The online dinner party lasted four hours. He secretly arranged McDonald's delivery to his friends' homes so everyone could enjoy a treat together. "Sharing these positive experiences with friends was truly priceless," he adds.


Mr Ridaudin surprised his friends with McDonald's delivery on his birthday. PHOTO: COURTESY OF RIDAUDIN ADBUL RASID

More still are finding a silver lining in turning a year older at home.

International operations manager Jeanne Vincent jokes that with three of four family members celebrating their birthday at home, "at least there's no jealousy".

Her birthday is on April 8, her four-year-old son's is on April 11, and her husband, Benoit, turns 35 on Monday (May 4).

 

As they also have a three-month-old son, the French expatriates had ruled out celebrating outside even before the circuit breaker.

For her 32nd birthday, Ms Vincent's husband organised a treasure hunt around their home, where she had to solve puzzles to find presents he bought.

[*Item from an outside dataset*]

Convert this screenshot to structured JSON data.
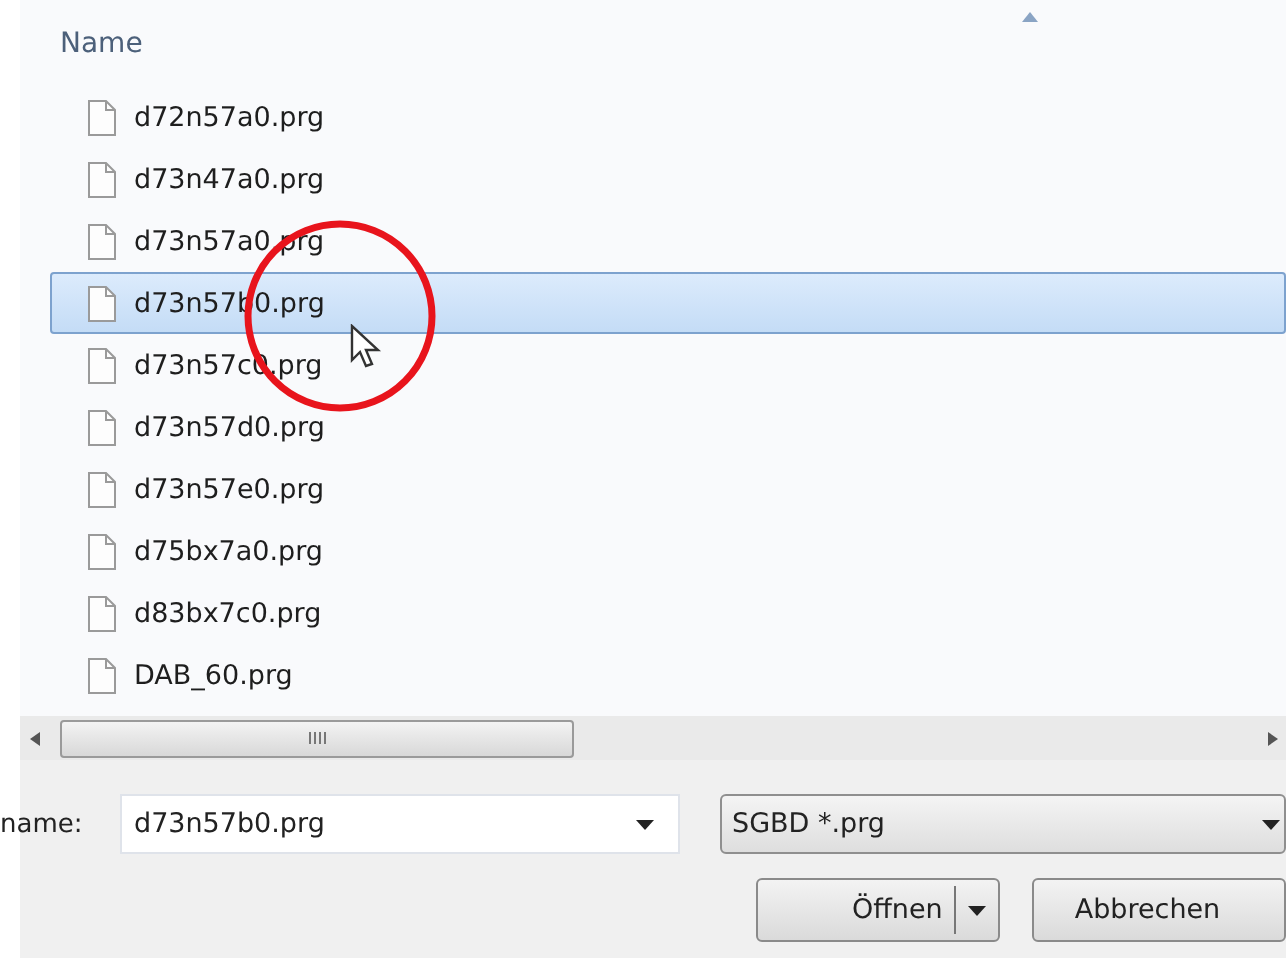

For their elder son, they had hoped to invite his friends over.

Ms Vincent adds: "Once we heard about school closures (from April 8), we asked his teachers if he could celebrate his birthday at school with his friends, so they did on April 7."

At home, she baked a cake and printed pictures of Batman saying 'happy birthday'. They celebrated over a Skype call with their extended family in France.

 

For her husband's celebration on Monday, Ms Vincent intends to order in an Italian fine-dining meal - preferably from a place that sells tiramisu for a birthday cake.

In spite of the circumstances, the birthday babies agree that a circuit breaker birthday is a once-in-a-lifetime event.

Mr Yue says: "I would have been content with just a small family celebration, but to receive a surprise at home from friends far away is better than just meeting up for a meal treat. I realised how powerful simple gestures like this could be."